Consider them the hook. It’s with the next two selections, writing on Jr. welterweight great Aaron Pryor and former welterweight champion Don Jordan, where the line is really set. Acevedo’s snapshots through the life and career of Pryor come off the page like Pryor’s style in the ring. There is a violent flurry, a reset, and then another flurry behind it as Pryor moves from championship glory to bleak tragedy to redemption.
Jordan’s isn’t a story that hasn’t been told but he’s one of those who can be lost as time wears on. He’s a name in the historical ledger, a blip on one of the glamour division’s championship roster. Jordan scaled the heights and then faded into a sad end. The language applied is vivid and unsettling as Acevedo describes a post-career interview by Jordan:
Akin to some of the jailhouse ramblings of Charles Manson, the former welterweight champion of the jailhouse ramblings of Charles Manson, the former welterweight champion of the world claimed, among other things, to have been a paid assassin as a child in the Dominican Republic and to have been a factotum for the underworld throughout his career.

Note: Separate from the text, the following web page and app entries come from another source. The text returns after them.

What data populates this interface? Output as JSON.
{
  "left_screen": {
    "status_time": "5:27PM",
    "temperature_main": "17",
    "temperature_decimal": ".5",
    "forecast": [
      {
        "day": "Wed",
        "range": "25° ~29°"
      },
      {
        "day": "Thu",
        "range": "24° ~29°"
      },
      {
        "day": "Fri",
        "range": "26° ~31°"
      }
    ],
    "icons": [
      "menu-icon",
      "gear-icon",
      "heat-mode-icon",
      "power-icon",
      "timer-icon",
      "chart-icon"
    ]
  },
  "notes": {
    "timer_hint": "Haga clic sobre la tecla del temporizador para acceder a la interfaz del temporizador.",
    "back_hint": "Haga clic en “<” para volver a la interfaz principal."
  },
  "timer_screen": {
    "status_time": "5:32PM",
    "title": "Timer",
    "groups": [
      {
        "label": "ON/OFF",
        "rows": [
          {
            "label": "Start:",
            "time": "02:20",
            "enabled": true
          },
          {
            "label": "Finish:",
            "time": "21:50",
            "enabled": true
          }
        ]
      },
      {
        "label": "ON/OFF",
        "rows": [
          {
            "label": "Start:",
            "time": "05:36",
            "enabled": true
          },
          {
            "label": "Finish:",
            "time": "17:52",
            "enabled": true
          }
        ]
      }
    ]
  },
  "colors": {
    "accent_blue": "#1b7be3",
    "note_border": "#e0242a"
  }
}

One outlandish claim followed another until, finally, the question of veracity became moot. His answers were “true” insofar as they functioned as dark correlatives to his fractured psyche.
The road to those ramblings couldn’t have been a joy to travel but it’s fascinating to read and a reminder of the depth of stories boxing provides beyond the most often retold. Similar, typically sad, journeys await in looks at men like Davey Moore, Bert Cooper, Johnny Saxton, Eddie Machen, Ad Wolgast, Al Singer, Michael Dokes, the Quarry’s, and Carlos Negron.
Any one of those figures on their own might be a tough sell but couched between Ali, Johnson, and later Joe Frazier, Johnny Tapia, Mike Tyson, and Jake LaMotta, it gives the reader a steady balance between things they might feel like they’ve read before and things many will feel are brand new.
A favorite read from this corner is Acevedo’s approach to the mystery around the death of Sonny Liston. Last year’s excellent Showtime documentary on the former heavyweight champion reintroduced that story to the masses again for a new generation. HBO, in 1995, had a similarly fantastic documentary and there have been books along the way, notably The Devil and Sonny Liston by Nick Tosches.
Acevedo takes a more measured approach to demystify the mystery. He seems to ask, given everything known about Liston’s demise, what is the most logical conclusion? Conspiracy theories can be more engaging but they often exist because the easiest answer is the harshest of all. Readers will weigh his take and draw their own conclusions.
As a whole, Sporting Blood is a book about boxing’s character as much as its competitors, written for those who can see boxing for all of its parts and still not turn away. It’s recommended reading and can be found on Amazon or at www.hamilcarpubs.com.
Cliff Rold is the Managing Editor of BoxingScene, a founding member of the Transnational Boxing Rankings Board, a member of the International Boxing Research Organization, and a member of the Boxing Writers Association of America. He can be reached at firstname.lastname@example.org